2019 gave us much in the way of music to celebrate in Northeast Florida; a glorious and eclectic mix of output, to be sure. Here are three tunes we really dug in ’19.
The Young Step
“There’s joy in the rain after a month of heat. There’s another hurricane, though it’s not on the beach,” croons The Young Step’s Ben Whitson (guitar, vox) over tasteful, subtly-funky guitar licks and ambient synths on the group’s track “Ghost Town.” It’s a super catchy, ’80s-evoking pop tune from a group that, by the time the song dropped in Nov. ‘18, it’d been a minute since we’d heard from.
As a follow up to the group’s 2016 debut–the energetic, eclectic, and certainly fierce El Clásico–the track is certainly disparate. But a lot has happened since then. Professionally, the group–which consists of Whitson, along with husband-and-wife duo Micah and Lauren Gilliam–enjoyed a modicum of success. They earned a regional following, touring the country and even making a stop at Austin’s SXSW. All good things, to be sure. In the meantime, the group’s current home base of St. Augustine was ravaged by back-to-back hurricanes–Matthew and Irma–and, according to Whitson, they’ve individually experienced their share of emotional hardships. Those hurricanes, then, became apt metaphors. As did the many specter-related yarns spun about in the Oldest City.
“I think we’re attracted to [ghost] stories because we can relate to the idea of ghosts in a lot of ways,” says Whitson. “In the moment pain can make you feel like you’re the only one experiencing it and there’s no one who can relate to you. Like a ghost who no one believes in.”
In light of “Ghost Town,” this is a track–and a band–we believe in.—Matthew Shaw
In stark contrast to his other release (as RickoLus) this year, Rick Colado teamed up with South Florida rapper Bleubird to form “Yacht Rap” duo Hurricane Party. Their live shows, where both artists don crisp white coveralls, are high-energy raucous dance parties saturated with a cacophony of unexpected samples and colorful projections. The feeling at a Hurricane Party show is such fun, lively, and communal; despite any and all external circumstances. The duo’s first full-length record, Juice, captures that feeling quite well.
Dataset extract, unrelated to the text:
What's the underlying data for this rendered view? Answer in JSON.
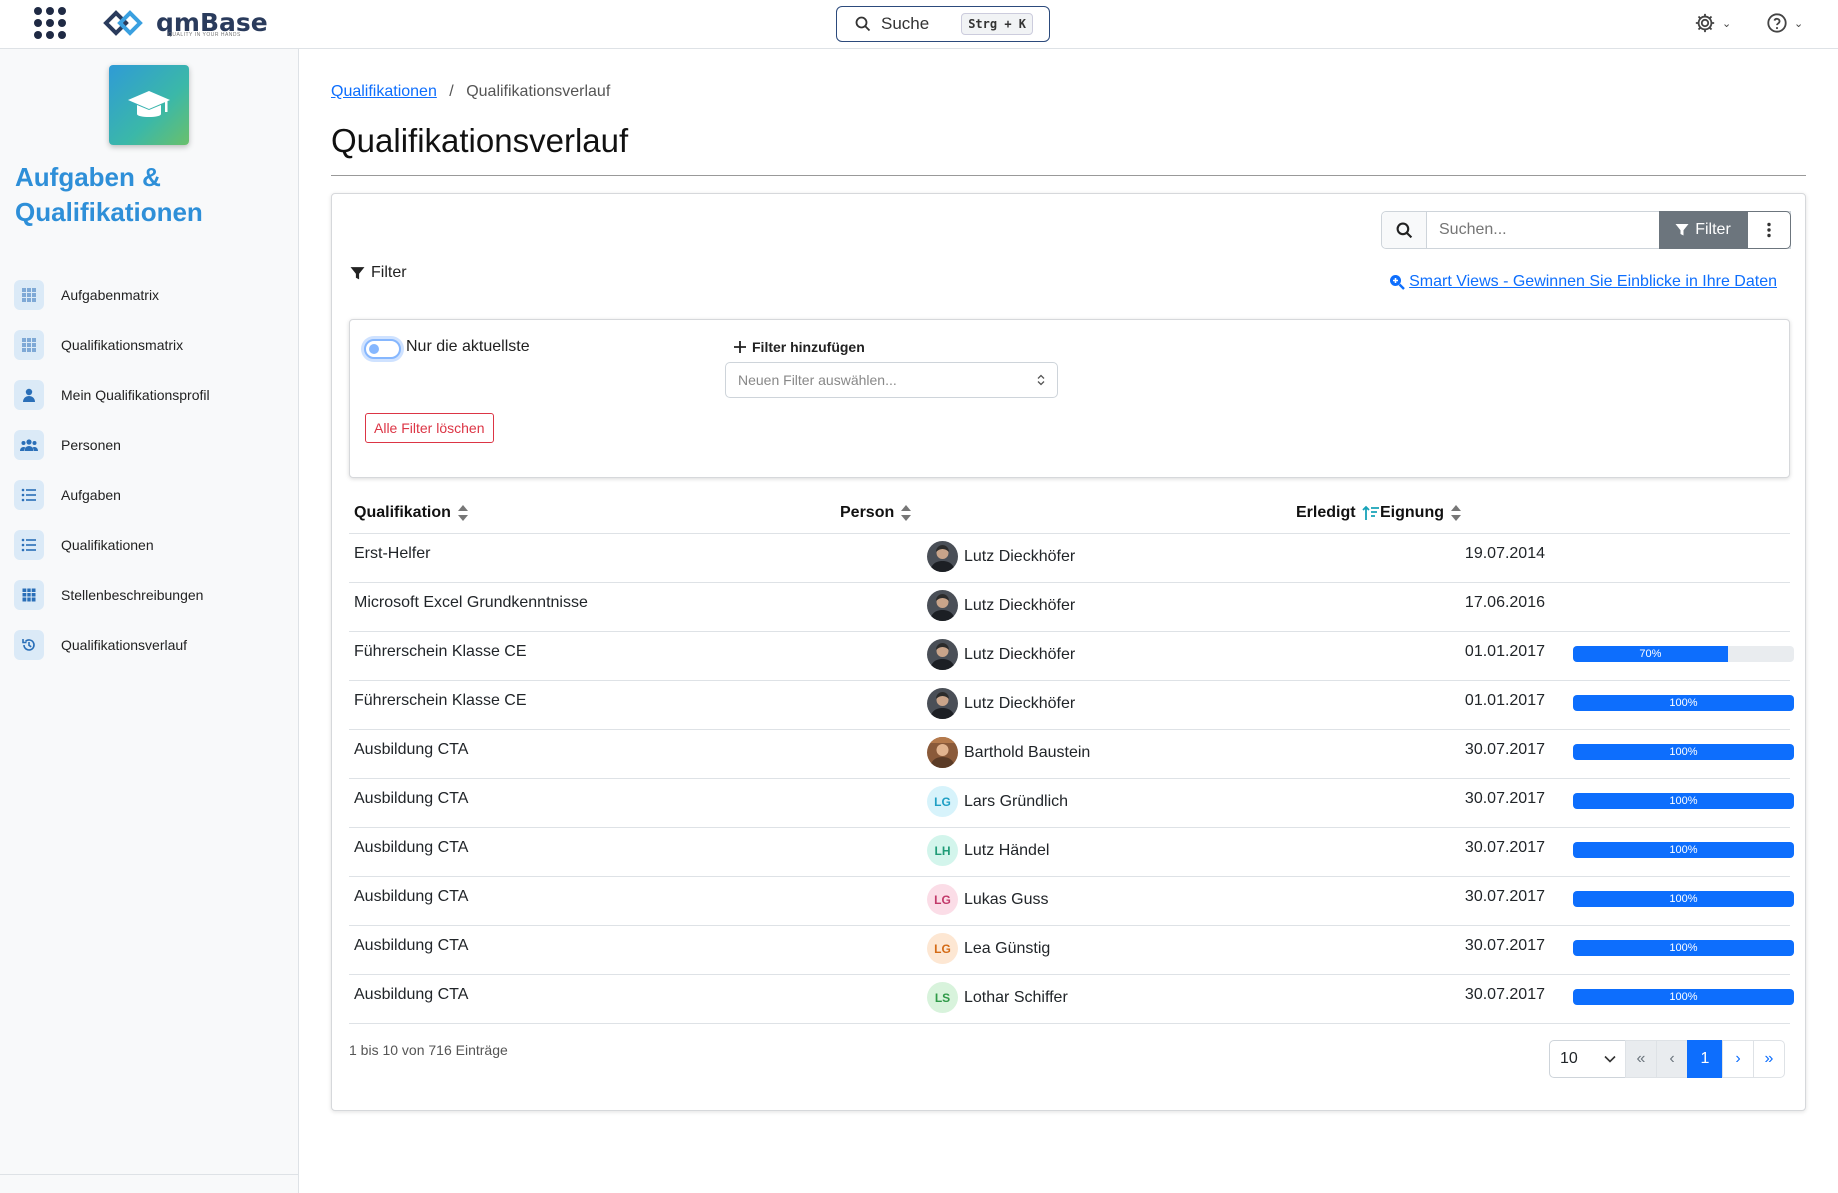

If anyone can harness the feeling of excitement mixed with the nervous anticipation of impending meteorological doom, it’s Floridians. Hurricane Party’s namesake track is the embodiment of the idea that we have no idea what’s about to happen, so we may as well try and enjoy ourselves. “Hey, it’s a hurricane party / g’on and tell e’rybody” is repeated over a marching drumbeat and anxiously building synth, intoning that all are welcome at this humid, rainy fete. We’re told to “walk away from everything [we] got in storage”, basically because it’s uncertain that anything will be there in the morning.
Hurricane Party truly embodies much of what it is to be a young-ish Floridian in the era of climate change. Fun, music, community, and partying in the face of danger. As Hurricane Party says, “If your neighbor got a good foundation / bring the beer and change the station”.—Nicki Wolfe
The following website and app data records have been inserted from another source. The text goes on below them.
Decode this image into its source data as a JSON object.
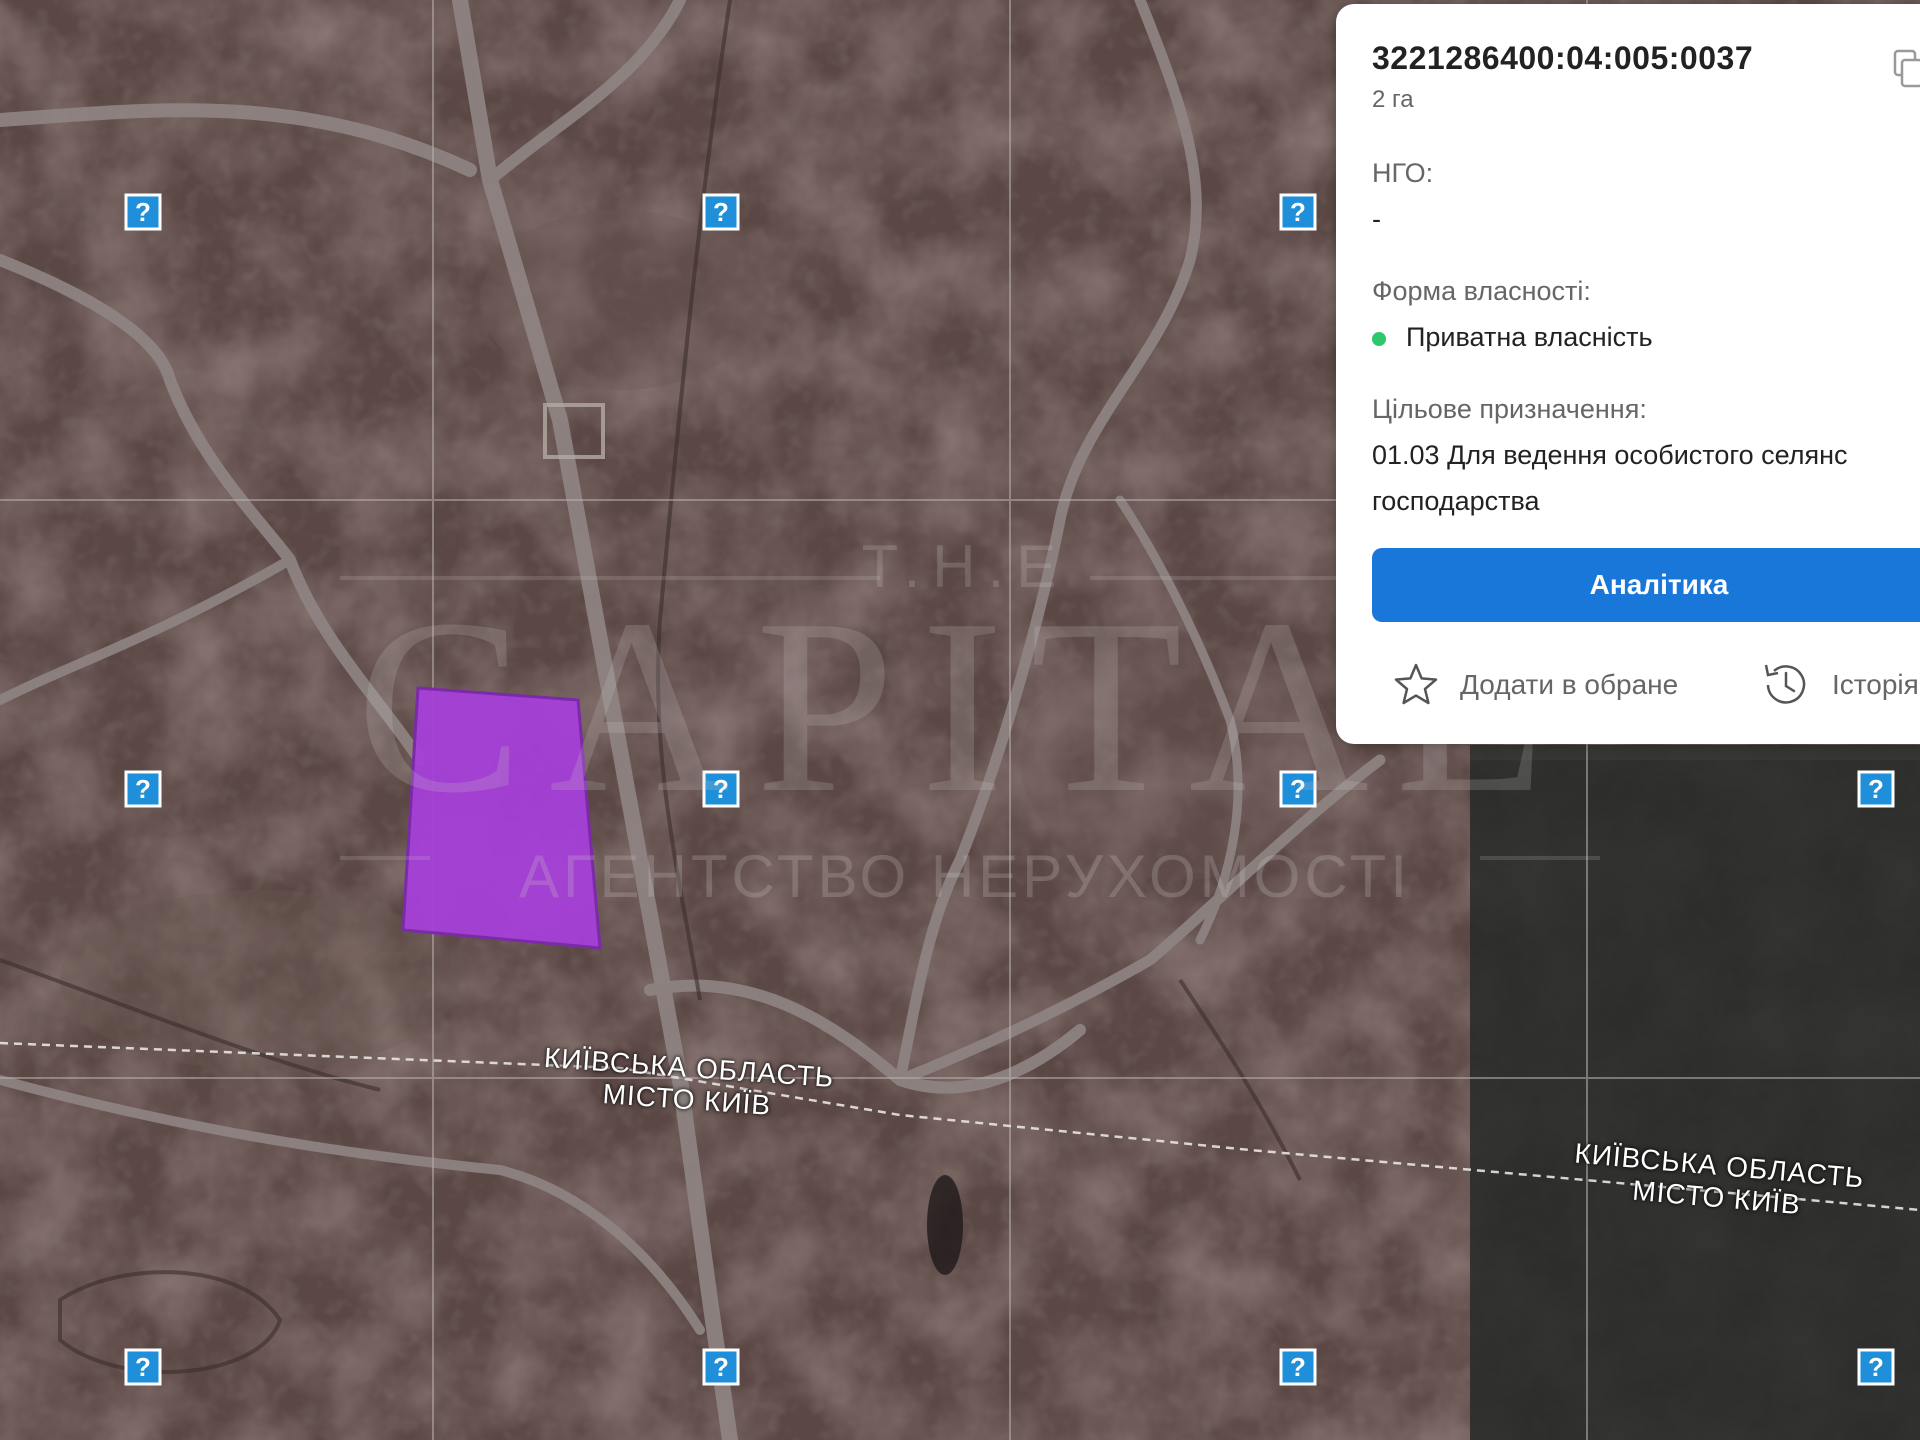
{
  "parcel": {
    "cadastral_number": "3221286400:04:005:0037",
    "area": "2 га",
    "ngo_label": "НГО:",
    "ngo_value": "-",
    "ownership_label": "Форма власності:",
    "ownership_value": "Приватна власність",
    "ownership_status_color": "#2ec76a",
    "purpose_label": "Цільове призначення:",
    "purpose_line1": "01.03 Для ведення особистого селянс",
    "purpose_line2": "господарства"
  },
  "actions": {
    "analytics_label": "Аналітика",
    "favorite_label": "Додати в обране",
    "history_label": "Історія"
  },
  "map_labels": {
    "boundary_1_line1": "КИЇВСЬКА ОБЛАСТЬ",
    "boundary_1_line2": "МІСТО КИЇВ",
    "boundary_2_line1": "КИЇВСЬКА ОБЛАСТЬ",
    "boundary_2_line2": "МІСТО КИЇВ",
    "marker_symbol": "?"
  },
  "watermark": {
    "top": "T.H.E",
    "main": "CAPITAL",
    "sub": "АГЕНТСТВО НЕРУХОМОСТІ"
  },
  "colors": {
    "parcel_fill": "#a53fd9",
    "button": "#1877d8",
    "marker": "#1e8fd8"
  },
  "icons": {
    "copy": "copy-icon",
    "favorite": "star-icon",
    "history": "history-icon",
    "marker": "question-marker-icon"
  }
}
As muses, weather systems played an outsized role in the minds of Northeast Florida artists in 2019. From yacht rap duo Hurricane Party’s toying with the thought of impending doom on the track “Hurricane Party” to St. Augustine’s The Young Step contemplating how tropical disturbances relate to the many specter-related yarns told around their hometown to Jax-based singer-songwriter Cory Driscoll’s concept album, Tropical Depression—which represents perhaps the most ambitious of the recent influx of hurricane-related sonic projects—it’s clear that the effects of climate change are changing the lyrical content locally.
Driscoll wrote Tropical Depression during the period between Hurricanes Matthew and Irma, and the album is a reflection of his experiences in Northeast Florida, one that he describes as collectively consisting of “beauty, power, and, at times, devastation.” The album’s not all doom and gloom, as the jangly, uptempo number “Vacation Artist” sees light beyond the grey clouds. “You’re a vacation artist, staycation dad / a nonchalant tourist with a gift for the gab,” Driscoll sings during the tune’s buoyant chorus, before reminding the listener (himself?) “That ain’t half bad. It ain’t half bad.” —Matthew Shaw
These entries originally appeared as part of our feature “The Music We Needed: 19 Songs we loved in 2019” in Void Magazine, Vol. 10, Issue 6.